**What the exercise asks**:
In the entries below, find each line with the word "content" and return it.

-------- Data section

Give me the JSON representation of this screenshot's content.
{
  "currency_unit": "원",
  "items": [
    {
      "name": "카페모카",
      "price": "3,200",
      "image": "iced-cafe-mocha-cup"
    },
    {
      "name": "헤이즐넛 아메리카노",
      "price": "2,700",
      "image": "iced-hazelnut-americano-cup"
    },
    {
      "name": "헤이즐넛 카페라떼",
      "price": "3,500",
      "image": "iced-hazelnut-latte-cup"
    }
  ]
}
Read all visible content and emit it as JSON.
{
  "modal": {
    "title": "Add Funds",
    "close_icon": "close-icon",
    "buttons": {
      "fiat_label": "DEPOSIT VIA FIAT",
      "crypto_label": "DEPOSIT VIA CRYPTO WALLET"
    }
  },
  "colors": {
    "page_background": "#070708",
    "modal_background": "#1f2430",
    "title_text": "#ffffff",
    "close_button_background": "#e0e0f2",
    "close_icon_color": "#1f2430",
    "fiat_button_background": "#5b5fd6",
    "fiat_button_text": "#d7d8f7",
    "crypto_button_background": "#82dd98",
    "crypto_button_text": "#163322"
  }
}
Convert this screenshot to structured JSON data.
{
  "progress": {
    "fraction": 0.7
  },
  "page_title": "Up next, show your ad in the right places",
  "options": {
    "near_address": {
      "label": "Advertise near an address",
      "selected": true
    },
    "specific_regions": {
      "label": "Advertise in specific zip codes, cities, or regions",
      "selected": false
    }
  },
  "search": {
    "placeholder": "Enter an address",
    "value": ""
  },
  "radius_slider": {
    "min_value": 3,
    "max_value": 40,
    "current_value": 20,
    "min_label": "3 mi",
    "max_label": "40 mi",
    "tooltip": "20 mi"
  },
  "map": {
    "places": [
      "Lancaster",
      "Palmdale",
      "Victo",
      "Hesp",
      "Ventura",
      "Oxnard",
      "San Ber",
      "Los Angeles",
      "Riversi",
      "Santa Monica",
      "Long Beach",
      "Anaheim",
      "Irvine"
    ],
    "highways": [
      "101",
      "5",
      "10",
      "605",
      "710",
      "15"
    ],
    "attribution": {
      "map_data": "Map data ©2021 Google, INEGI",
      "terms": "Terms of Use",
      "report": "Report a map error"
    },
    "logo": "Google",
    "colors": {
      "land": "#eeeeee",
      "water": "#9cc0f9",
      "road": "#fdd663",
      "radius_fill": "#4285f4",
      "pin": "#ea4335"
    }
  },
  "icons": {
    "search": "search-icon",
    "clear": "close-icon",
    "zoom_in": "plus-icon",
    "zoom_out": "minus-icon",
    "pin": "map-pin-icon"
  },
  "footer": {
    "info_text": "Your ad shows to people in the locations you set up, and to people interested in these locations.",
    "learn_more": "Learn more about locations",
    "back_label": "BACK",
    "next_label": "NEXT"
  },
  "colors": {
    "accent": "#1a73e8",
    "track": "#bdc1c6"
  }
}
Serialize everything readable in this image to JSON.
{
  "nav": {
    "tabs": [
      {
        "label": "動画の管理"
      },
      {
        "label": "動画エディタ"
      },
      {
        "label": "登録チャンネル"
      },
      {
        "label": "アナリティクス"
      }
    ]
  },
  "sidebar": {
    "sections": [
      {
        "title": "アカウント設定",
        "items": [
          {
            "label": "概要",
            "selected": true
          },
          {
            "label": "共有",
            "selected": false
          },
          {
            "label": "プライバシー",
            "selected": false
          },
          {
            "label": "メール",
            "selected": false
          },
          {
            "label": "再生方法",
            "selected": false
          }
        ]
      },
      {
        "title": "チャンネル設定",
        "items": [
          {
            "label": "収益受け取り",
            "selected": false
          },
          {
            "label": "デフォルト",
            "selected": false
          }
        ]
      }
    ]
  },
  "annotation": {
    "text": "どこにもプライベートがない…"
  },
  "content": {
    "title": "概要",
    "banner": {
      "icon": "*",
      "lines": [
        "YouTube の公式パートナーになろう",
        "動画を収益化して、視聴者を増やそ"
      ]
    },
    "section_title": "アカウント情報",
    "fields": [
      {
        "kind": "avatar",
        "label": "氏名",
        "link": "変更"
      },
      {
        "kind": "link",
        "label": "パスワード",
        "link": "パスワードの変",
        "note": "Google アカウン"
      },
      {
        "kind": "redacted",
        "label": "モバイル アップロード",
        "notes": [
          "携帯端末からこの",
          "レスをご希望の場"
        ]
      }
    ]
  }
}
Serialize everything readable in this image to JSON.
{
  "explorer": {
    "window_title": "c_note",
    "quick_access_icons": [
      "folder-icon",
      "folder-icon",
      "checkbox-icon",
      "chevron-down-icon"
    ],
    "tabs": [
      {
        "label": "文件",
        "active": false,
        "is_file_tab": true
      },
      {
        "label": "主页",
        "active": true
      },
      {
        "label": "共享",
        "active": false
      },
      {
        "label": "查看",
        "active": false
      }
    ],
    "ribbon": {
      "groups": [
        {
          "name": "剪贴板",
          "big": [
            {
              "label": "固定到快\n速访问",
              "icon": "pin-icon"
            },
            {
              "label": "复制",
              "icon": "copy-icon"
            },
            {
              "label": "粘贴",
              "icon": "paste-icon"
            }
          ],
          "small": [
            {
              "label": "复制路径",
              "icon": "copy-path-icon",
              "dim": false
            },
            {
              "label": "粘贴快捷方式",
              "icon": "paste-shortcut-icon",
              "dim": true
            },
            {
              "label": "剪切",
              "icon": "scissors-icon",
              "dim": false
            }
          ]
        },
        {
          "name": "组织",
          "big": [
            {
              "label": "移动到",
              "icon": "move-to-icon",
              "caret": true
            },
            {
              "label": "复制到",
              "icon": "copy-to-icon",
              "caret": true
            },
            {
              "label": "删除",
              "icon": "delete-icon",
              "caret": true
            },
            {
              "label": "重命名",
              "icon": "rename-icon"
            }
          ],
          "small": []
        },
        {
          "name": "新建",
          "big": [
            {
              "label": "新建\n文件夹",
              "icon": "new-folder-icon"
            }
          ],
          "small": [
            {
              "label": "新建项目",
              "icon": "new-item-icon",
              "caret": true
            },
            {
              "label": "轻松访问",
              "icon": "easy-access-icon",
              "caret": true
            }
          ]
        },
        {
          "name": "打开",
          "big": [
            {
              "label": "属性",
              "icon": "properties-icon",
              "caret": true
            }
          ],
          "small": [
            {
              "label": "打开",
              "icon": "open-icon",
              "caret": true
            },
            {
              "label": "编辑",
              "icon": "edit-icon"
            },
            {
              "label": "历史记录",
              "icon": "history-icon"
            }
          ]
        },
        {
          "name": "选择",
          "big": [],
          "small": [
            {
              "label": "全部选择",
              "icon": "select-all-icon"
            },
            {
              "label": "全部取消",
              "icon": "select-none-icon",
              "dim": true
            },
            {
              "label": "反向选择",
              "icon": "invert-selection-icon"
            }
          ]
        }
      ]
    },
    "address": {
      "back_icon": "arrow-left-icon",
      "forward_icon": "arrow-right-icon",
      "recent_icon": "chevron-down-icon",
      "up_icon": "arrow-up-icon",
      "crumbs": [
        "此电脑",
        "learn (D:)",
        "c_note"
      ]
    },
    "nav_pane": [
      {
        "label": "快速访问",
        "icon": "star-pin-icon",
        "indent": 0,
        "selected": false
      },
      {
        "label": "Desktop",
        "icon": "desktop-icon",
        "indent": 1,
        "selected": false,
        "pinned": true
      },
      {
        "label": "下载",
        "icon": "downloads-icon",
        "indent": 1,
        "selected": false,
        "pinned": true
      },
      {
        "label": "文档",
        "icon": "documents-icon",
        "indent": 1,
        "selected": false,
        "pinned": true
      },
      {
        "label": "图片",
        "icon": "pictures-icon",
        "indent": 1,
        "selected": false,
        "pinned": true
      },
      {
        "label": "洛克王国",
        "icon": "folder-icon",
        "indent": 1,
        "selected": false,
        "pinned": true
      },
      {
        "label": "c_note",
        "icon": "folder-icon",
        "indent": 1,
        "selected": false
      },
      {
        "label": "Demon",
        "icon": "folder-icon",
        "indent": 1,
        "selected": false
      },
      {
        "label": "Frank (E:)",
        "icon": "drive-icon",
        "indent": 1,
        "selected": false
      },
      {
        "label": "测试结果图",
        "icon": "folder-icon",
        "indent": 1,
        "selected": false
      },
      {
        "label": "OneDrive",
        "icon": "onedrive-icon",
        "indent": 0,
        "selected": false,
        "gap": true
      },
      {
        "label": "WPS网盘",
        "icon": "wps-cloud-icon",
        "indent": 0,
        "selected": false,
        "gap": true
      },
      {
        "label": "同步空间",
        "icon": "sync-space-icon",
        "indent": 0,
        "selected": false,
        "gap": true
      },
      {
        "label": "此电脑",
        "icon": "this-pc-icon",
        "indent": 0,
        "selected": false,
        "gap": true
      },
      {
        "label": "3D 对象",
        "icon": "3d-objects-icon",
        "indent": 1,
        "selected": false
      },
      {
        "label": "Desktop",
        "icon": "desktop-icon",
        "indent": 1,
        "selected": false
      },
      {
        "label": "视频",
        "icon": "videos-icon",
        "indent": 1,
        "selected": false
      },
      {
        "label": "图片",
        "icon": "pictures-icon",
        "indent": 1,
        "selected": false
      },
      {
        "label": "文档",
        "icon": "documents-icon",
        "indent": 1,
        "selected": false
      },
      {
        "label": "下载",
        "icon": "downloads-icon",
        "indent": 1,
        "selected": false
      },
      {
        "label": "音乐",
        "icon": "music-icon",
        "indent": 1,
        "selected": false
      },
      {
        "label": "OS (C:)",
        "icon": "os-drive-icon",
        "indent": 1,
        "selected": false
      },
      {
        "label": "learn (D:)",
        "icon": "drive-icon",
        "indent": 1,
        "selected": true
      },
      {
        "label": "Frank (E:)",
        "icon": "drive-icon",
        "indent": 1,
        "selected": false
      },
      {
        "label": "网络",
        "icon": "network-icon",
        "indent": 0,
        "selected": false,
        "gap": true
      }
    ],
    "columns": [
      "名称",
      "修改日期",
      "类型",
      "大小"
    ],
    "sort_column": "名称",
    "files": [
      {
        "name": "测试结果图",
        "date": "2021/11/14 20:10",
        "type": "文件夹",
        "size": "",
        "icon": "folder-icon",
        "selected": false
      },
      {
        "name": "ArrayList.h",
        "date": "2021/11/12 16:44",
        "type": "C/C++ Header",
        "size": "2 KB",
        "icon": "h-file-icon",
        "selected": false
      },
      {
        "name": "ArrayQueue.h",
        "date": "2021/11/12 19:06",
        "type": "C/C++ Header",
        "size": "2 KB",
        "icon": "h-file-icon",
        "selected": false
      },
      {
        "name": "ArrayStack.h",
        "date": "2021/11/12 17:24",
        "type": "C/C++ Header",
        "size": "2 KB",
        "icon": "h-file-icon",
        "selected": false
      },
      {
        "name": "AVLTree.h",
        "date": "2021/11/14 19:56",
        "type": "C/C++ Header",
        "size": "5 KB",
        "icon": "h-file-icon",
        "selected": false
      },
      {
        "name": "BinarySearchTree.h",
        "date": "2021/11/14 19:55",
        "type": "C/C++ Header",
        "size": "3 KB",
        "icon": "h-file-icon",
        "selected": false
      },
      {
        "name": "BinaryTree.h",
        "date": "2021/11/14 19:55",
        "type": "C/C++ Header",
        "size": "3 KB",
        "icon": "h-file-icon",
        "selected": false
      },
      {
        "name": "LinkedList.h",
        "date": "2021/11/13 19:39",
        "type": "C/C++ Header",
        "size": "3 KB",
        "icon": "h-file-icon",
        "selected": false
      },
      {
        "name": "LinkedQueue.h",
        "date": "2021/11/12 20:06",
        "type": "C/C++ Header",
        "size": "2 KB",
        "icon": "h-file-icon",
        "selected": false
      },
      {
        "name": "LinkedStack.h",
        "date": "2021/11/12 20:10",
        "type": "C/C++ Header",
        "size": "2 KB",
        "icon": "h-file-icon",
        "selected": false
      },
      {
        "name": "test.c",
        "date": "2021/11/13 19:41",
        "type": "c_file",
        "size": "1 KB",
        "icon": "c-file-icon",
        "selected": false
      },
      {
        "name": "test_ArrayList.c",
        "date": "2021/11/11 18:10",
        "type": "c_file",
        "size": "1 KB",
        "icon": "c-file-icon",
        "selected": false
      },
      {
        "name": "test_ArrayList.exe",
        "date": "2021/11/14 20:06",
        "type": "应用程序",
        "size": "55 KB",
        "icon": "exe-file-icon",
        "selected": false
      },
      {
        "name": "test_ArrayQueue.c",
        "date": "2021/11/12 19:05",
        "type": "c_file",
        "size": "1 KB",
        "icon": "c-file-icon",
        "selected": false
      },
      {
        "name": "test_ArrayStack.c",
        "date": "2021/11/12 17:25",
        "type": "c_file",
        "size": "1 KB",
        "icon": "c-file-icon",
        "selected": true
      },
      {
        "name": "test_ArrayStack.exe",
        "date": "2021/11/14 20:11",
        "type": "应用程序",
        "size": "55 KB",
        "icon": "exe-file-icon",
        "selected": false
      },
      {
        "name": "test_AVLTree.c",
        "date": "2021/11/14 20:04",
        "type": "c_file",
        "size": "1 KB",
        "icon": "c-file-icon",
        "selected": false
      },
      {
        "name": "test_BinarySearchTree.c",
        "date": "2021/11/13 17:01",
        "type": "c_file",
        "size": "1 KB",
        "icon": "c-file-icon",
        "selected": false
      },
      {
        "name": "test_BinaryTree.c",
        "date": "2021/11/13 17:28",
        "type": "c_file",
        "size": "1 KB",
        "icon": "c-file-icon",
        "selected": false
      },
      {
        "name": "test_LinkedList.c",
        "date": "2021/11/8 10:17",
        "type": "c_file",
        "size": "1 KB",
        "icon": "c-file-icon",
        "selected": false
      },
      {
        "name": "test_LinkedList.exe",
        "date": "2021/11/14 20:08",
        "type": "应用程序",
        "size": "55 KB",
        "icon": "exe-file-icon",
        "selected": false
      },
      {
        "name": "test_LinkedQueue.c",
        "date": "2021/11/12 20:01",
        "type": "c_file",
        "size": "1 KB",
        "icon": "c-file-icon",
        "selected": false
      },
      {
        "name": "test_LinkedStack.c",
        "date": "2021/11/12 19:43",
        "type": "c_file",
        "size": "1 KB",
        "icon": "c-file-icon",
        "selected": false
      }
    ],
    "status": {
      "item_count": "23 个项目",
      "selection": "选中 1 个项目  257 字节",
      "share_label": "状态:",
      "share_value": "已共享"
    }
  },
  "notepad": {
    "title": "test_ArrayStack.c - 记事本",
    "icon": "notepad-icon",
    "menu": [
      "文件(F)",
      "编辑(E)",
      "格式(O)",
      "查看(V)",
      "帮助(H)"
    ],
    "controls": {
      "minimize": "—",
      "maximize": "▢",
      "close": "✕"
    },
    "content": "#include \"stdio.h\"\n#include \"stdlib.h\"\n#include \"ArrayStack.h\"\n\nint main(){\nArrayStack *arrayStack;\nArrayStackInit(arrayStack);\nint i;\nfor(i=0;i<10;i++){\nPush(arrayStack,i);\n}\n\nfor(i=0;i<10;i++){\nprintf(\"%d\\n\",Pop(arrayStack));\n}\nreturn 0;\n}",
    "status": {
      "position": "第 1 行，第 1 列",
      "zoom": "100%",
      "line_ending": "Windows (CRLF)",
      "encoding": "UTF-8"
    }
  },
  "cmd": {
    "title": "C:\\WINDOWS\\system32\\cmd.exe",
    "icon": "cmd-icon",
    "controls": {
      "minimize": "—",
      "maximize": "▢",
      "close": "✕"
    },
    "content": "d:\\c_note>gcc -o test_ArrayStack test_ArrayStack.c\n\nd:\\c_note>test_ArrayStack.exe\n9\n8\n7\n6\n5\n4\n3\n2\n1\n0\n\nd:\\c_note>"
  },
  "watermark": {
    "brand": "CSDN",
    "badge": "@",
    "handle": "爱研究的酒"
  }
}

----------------

**Worked solution**:
Give me the JSON representation of this screenshot's content.
Read all visible content and emit it as JSON.
  "content": {
    "content": "#include \"stdio.h\"\n#include \"stdlib.h\"\n#include \"ArrayStack.h\"\n\nint main(){\nArrayStack *arrayStack;\nArrayStackInit(arrayStack);\nint i;\nfor(i=0;i<10;i++){\nPush(arrayStack,i);\n}\n\nfor(i=0;i<10;i++){\nprintf(\"%d\\n\",Pop(arrayStack));\n}\nreturn 0;\n}",
    "content": "d:\\c_note>gcc -o test_ArrayStack test_ArrayStack.c\n\nd:\\c_note>test_ArrayStack.exe\n9\n8\n7\n6\n5\n4\n3\n2\n1\n0\n\nd:\\c_note>"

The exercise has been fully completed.